Ink versus language
I write words about design, cinema and all the stuff in-between on various bits of paper and web. Below is a quick taster of what shape those words take when stuck together. If you'd like to commission me, drop me a line at firstname.lastname@example.org.
I was like an excitable Charlie Bucket, inheriting a whole chocolate factory full of opportunity and freedom. But that freedom became very daunting very quickly. You don't realise it until you're left to your own devices, but metaphorical chocolate factories are vast, lonely deathtraps full of sticky mistakes and malevolent homunculi. As much as I'd prepared for it, the culture shock of moving from in-house to out-house was unavoidable and paralysing.
— This Designer's Life, a monthly column on life as a freelance designer.
As well as my regular column, in May 2011, I was invited to take over Creative Review's tweets for a day. This involved serving their hundreds of thousands of followers to the finest cuts of the creative web. And recommending mail-order scotch eggs. Read the entire day's adventure here.
For years, an enormous Gladiator banner has dominated the foyer. Perhaps this looming effigy of esteemed poet and squinter Russell Crowe remains there as celebration of York's rich Roman heritage, or in memory of that one time he came to York and ate a pasty (it made the news and everything), but it's more likely that nobody has actually figured out how to get it down.
— Cine-Files: City Screen, York / The Guardian
Time. Effort. Tangibility. There is a massive infrastructure in place just waiting for the right designers to come along and develop innovative new products and services that embrace these qualities that are so often overlooked. The snail is your friend. Start small and remind yourself of the joy that can be had. Go and find a postcard and write something – anything – to somebody. Embrace the ominous joys of the post office and send something into the future. Trust me, it's fun.
— Your Mileage May Vary / Regular column for MacUser
Mad Men has left our screens for another year – for the rest of 2012 you’ll have to get your tailoring, interior design and receding hairline porn elsewhere. As for the actual advertising, fear not: as a nice change from squinting to make out what artwork Peggy has pinned to her wall, you can just open up Taschen’s rather wonderful new book.
— Mid-Century Ads: Advertising from the Mad Men Era review / FormFiftyFive
Manhattan is a neat, self-contained grid, covered in towers of varying heights. It’s basically a giant three-dimensional bar graph. Living amongst this spatial and geometric logic has influenced the way you see the world. Does that sound about right? Or were you just bitten by a radioactive statistician when you were a boy?

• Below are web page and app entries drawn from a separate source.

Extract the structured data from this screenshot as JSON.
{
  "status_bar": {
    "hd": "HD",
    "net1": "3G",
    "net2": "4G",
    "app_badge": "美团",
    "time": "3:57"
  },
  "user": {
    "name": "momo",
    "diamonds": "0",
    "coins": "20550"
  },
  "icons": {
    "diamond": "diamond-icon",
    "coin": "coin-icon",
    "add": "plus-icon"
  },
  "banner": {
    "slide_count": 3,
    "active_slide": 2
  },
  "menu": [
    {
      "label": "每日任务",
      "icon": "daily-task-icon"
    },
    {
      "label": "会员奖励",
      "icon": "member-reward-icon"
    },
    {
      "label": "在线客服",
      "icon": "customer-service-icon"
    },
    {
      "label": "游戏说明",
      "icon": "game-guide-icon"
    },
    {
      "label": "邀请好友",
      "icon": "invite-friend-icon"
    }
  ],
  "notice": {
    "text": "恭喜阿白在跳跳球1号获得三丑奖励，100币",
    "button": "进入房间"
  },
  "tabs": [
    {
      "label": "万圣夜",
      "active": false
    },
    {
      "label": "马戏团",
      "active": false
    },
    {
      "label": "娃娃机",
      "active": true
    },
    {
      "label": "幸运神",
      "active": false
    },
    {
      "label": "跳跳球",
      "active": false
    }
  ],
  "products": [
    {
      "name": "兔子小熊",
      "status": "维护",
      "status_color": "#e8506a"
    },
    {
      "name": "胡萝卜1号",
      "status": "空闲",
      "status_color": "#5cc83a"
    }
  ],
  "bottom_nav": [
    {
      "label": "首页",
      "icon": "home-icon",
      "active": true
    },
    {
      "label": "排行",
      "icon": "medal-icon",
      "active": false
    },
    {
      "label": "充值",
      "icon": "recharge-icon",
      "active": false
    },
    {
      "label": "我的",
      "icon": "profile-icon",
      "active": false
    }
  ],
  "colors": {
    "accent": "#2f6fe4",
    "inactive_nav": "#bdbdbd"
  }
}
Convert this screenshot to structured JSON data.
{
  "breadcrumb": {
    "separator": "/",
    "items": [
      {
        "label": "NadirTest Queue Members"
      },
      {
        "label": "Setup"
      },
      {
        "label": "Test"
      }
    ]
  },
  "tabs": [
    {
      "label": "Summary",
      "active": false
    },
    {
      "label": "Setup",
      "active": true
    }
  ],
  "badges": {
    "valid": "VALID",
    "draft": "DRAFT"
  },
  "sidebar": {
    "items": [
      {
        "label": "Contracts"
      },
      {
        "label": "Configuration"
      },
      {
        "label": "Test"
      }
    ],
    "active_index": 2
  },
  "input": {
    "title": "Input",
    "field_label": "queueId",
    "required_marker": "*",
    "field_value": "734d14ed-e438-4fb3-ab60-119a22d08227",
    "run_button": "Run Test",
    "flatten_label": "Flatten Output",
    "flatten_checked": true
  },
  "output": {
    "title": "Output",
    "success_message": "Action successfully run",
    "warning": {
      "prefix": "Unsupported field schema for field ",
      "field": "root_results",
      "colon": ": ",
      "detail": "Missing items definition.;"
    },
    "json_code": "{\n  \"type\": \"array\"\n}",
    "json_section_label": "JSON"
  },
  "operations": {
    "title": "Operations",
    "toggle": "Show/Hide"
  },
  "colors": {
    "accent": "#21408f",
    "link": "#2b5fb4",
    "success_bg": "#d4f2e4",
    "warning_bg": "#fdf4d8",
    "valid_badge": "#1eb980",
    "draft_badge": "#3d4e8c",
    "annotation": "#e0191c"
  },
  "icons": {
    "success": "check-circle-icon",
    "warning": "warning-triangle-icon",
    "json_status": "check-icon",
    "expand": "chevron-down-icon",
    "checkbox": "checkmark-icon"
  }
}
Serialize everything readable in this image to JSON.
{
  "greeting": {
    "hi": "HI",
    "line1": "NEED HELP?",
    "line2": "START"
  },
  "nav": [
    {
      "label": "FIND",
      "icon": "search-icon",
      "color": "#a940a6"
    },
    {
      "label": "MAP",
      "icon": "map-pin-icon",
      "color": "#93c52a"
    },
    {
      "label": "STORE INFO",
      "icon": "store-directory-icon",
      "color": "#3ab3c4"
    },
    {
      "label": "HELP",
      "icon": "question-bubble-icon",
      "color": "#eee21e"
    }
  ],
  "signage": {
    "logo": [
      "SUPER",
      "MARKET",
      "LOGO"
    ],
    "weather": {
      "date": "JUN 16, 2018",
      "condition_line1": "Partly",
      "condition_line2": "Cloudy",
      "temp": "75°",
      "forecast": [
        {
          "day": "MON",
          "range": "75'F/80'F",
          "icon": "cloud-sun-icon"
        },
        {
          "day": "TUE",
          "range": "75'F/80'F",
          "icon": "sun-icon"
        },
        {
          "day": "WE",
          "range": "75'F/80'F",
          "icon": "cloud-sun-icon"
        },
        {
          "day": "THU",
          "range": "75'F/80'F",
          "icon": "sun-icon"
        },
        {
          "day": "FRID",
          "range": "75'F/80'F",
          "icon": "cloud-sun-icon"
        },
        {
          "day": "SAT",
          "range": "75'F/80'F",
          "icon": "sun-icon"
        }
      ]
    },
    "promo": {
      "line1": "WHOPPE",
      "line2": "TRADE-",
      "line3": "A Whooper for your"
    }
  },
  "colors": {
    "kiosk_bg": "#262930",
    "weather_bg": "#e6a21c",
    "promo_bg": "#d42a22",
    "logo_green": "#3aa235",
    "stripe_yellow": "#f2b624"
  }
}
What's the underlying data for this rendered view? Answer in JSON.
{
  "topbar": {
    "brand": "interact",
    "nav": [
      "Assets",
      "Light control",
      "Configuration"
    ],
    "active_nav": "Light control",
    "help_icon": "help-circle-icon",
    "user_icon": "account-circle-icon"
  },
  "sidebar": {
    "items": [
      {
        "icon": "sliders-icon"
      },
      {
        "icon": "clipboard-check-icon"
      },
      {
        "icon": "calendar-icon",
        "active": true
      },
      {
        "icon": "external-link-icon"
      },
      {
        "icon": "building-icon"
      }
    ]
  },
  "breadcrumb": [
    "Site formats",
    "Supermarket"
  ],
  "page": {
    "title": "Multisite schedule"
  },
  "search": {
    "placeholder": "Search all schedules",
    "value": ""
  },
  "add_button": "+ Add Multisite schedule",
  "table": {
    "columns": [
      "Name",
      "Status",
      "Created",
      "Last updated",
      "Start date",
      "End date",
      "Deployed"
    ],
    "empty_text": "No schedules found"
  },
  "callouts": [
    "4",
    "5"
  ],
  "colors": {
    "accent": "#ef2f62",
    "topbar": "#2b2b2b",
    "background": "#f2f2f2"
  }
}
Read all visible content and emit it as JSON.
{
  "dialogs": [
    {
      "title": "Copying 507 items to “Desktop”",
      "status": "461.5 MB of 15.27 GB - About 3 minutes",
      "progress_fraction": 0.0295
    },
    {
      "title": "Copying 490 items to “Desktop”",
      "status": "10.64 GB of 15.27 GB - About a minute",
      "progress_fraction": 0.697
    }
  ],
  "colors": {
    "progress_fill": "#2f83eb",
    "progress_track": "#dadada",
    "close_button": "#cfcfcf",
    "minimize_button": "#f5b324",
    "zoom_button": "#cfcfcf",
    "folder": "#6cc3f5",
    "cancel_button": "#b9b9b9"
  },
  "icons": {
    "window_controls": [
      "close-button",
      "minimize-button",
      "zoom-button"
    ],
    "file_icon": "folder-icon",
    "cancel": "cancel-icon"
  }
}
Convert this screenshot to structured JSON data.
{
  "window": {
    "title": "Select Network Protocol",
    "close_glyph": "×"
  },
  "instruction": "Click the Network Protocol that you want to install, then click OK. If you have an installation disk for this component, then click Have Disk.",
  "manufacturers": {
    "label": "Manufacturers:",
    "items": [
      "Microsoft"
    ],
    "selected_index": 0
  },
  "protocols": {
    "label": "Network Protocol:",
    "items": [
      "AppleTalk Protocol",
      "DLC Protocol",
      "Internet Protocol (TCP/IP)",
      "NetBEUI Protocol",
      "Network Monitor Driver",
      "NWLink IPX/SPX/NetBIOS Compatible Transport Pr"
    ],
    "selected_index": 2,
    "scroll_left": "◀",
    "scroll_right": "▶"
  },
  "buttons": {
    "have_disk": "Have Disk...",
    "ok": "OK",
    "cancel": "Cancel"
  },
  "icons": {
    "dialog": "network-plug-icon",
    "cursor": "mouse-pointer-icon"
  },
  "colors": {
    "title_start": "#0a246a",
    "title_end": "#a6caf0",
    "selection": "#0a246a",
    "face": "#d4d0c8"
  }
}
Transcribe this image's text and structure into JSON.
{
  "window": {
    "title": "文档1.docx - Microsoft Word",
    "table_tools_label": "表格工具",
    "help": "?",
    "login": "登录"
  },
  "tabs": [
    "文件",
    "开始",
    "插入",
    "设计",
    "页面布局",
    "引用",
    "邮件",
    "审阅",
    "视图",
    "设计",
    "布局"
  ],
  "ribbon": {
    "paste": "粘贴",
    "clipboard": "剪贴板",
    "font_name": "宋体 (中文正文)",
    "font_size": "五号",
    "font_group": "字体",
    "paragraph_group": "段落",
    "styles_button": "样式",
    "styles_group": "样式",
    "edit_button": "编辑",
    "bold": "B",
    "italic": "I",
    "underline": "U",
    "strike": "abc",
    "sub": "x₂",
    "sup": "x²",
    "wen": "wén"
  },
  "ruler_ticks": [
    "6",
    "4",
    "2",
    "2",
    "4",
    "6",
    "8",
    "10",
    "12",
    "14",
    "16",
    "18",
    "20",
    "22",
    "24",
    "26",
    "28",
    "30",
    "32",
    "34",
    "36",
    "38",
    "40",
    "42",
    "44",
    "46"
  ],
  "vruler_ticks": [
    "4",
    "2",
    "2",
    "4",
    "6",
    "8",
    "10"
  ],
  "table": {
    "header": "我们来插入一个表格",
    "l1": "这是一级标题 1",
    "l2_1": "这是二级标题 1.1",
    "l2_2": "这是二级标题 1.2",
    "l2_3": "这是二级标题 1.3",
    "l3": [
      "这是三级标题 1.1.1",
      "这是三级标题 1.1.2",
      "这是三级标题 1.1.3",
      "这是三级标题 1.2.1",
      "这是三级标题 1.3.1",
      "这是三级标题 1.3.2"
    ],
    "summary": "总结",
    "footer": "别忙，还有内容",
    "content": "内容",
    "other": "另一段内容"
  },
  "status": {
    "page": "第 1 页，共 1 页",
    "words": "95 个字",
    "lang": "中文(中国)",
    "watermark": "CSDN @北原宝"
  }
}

— Nick Felton interview / Gym Class Magazine
I was regurgitating fascinating bits of camouflage-related trivia at anyone who would listen, like some kind of third-rate Stephen Fry. Did you know that in 1918, Walt Disney drove an ambulance for the Red Cross, covered not with a standard camouflage design but with early Disney cartoons? Or that snipers in WWII would hide inside fake horse carcasses? How about the fact that there is a specific technique for painting sweet potatoes to render them virtually invisible?
— Camoupedia review / The Designer's Review of Books
Pens. So many pens. More than you will ever use. Biros, fountain pens, felt tips pens, highlighters. And, of course, rollerballs – the only item of stationery to be made into a film starring James Caan on roller skates. FACT.
— A Stationery Field Guide / So & So
Tellingly, his most accomplished performance is probably as Gigolo Joe in A.I., a robot created to be nothing more than suave and beautiful. His movements are balletic yet mechanical, his mannerisms mere functions of his programming, his good looks little more than a paint-job.
— Alfie / Picturehouse Cinemas
In 2011 I wrote a weekly email newsletter for BBC Comedy, sharing all the latest programme news and comedy links. This involved, among other things: inventing the word Toksvigian; developing a bit of a professional man-crush on Nigel Havers; pushing hashtag punnery to the very limit of acceptability; and proving that the most stylish man of the 20th century was Ronnie Corbett, circa 1979.
The old FR Stubbs hardware store (1915–2001) peeks out from behind a modern apartment complex, saved from erasure but obscured from the public eye. Like an architectural Memento, the entire building is tattooed with such signs, marking its different uses through the years.
— Daily Type / Grafik